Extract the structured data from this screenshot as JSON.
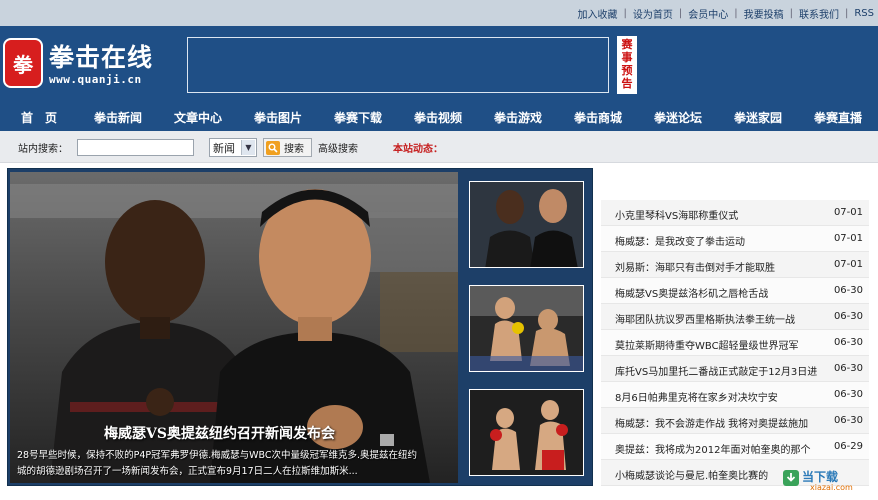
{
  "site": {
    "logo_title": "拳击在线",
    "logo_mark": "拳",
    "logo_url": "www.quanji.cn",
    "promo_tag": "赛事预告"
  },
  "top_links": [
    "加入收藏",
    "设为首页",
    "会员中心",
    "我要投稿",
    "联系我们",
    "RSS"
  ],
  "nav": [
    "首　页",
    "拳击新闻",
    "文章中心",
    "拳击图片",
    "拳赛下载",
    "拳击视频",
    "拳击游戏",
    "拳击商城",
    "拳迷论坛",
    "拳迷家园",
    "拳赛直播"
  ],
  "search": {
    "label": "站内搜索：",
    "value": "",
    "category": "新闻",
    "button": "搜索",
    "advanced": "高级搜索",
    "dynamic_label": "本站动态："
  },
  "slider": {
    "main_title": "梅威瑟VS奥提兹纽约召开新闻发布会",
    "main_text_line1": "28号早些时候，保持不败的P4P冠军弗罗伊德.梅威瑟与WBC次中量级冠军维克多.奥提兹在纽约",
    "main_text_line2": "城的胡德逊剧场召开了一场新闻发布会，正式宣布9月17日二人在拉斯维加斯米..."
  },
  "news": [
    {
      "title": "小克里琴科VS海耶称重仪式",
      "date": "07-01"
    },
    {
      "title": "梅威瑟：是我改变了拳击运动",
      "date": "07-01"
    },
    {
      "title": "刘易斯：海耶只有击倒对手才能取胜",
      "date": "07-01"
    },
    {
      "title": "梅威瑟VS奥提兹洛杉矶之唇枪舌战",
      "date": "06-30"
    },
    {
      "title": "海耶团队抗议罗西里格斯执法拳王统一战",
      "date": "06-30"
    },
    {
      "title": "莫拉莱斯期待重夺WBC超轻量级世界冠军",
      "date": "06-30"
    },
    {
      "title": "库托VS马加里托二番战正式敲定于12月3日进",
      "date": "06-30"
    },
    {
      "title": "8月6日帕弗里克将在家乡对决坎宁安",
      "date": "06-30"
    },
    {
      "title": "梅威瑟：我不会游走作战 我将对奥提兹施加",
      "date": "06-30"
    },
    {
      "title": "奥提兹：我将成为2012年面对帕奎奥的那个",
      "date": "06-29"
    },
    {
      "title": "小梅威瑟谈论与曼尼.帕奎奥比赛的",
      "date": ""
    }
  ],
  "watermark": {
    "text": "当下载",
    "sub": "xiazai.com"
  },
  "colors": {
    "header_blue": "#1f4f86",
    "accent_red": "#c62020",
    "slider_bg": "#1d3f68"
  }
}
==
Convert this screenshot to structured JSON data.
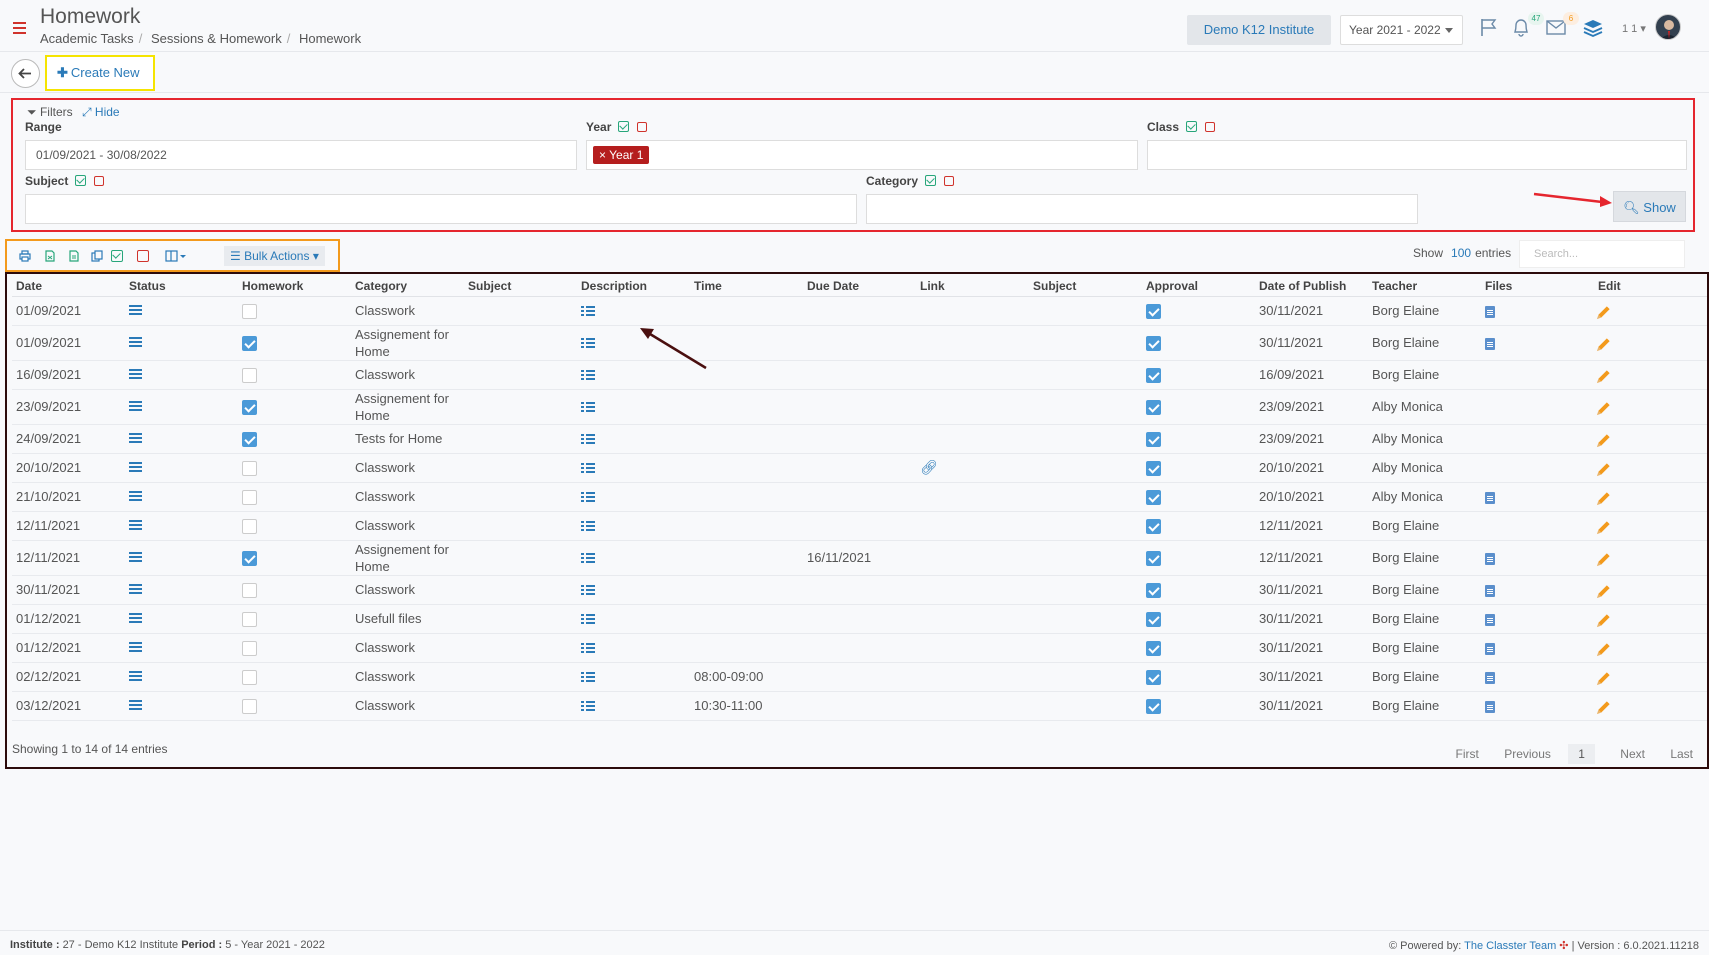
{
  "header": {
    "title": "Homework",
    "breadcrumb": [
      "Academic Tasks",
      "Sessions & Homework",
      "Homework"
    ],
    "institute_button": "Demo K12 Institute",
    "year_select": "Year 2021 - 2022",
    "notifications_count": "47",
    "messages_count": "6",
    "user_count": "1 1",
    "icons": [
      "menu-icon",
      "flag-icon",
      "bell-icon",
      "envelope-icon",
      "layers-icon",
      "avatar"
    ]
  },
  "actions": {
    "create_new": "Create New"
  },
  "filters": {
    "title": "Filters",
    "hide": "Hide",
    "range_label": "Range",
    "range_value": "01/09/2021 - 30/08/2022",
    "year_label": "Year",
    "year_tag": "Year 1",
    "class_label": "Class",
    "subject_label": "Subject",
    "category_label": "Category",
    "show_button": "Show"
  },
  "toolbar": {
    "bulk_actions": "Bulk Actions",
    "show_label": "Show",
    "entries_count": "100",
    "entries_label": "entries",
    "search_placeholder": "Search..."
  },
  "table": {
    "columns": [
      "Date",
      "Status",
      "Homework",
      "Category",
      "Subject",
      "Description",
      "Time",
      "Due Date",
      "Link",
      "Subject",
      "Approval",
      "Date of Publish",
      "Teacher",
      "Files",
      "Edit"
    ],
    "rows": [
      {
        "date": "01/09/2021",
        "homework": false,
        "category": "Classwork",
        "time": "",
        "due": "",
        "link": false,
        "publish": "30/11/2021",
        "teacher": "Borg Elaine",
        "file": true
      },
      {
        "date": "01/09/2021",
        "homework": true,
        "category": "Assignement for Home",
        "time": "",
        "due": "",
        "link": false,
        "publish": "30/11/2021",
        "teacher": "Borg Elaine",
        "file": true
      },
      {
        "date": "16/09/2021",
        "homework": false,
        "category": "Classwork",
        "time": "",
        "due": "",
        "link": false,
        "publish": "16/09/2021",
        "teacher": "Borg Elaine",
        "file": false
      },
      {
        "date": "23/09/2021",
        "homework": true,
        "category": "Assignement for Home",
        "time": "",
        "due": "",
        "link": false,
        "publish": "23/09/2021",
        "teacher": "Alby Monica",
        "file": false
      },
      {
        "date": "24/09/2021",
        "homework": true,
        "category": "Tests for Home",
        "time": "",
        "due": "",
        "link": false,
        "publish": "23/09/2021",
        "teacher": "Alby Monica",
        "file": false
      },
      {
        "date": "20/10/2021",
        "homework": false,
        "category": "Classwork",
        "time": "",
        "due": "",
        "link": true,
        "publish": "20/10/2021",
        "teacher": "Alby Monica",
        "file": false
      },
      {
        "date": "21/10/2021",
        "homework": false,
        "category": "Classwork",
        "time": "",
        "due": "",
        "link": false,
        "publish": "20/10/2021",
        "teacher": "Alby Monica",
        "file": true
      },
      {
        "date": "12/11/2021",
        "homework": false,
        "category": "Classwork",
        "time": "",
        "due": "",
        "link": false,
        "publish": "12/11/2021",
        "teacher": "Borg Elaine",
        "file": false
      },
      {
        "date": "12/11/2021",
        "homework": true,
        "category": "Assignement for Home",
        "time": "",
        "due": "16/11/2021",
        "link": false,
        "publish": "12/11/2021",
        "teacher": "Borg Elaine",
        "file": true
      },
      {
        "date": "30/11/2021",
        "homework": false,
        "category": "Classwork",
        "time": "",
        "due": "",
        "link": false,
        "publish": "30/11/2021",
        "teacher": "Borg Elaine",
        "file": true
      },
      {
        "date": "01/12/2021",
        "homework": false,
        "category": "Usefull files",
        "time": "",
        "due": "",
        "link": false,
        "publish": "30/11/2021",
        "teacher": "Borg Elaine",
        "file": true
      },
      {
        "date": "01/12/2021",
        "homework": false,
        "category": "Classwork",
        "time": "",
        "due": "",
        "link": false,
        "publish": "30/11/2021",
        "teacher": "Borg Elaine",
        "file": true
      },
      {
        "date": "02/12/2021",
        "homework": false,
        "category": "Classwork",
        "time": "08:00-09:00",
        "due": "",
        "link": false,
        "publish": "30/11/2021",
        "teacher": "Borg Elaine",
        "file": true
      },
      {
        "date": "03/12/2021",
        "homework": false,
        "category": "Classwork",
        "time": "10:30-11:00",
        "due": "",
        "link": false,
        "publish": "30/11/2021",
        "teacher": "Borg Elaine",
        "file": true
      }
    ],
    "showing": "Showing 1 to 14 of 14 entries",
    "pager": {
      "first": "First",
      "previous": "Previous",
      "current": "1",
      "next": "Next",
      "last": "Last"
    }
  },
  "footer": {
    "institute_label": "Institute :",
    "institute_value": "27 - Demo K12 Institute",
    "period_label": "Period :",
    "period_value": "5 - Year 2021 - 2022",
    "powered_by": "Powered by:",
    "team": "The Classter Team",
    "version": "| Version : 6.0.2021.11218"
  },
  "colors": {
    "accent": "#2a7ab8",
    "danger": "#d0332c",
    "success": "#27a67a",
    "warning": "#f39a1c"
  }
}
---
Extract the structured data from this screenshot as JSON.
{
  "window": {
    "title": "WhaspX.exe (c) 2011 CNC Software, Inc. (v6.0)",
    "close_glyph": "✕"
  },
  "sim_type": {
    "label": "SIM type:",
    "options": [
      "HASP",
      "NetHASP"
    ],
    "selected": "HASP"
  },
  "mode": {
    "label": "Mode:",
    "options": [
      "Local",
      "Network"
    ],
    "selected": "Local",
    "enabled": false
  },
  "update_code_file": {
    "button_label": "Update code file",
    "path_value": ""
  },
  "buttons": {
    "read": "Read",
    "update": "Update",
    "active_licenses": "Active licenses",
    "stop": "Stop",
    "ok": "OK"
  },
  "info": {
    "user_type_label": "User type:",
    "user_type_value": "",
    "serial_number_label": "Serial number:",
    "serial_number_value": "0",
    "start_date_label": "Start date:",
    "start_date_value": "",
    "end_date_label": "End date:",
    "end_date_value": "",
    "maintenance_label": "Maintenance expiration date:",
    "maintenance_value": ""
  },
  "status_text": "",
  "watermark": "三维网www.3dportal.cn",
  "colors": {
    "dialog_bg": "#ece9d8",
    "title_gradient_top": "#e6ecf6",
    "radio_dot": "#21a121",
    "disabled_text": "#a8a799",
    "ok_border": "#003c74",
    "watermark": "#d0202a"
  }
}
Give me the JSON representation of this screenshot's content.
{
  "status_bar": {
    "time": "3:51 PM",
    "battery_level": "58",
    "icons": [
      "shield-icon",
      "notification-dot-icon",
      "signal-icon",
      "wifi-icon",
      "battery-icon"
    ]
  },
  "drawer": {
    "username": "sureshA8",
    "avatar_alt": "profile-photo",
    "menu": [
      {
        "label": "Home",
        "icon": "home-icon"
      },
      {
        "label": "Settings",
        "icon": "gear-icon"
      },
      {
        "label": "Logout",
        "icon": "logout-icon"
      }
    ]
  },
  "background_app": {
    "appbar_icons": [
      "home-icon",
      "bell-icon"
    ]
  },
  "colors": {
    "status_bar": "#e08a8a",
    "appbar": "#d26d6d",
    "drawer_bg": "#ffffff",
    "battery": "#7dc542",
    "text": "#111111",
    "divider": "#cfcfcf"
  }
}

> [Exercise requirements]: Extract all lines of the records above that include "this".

> [Written answer]:
Extract the structured data from this screenshot as JSON.
Convert this screenshot to structured JSON data.
Extract the structured data from this screenshot as JSON.
Give me the JSON representation of this screenshot's content.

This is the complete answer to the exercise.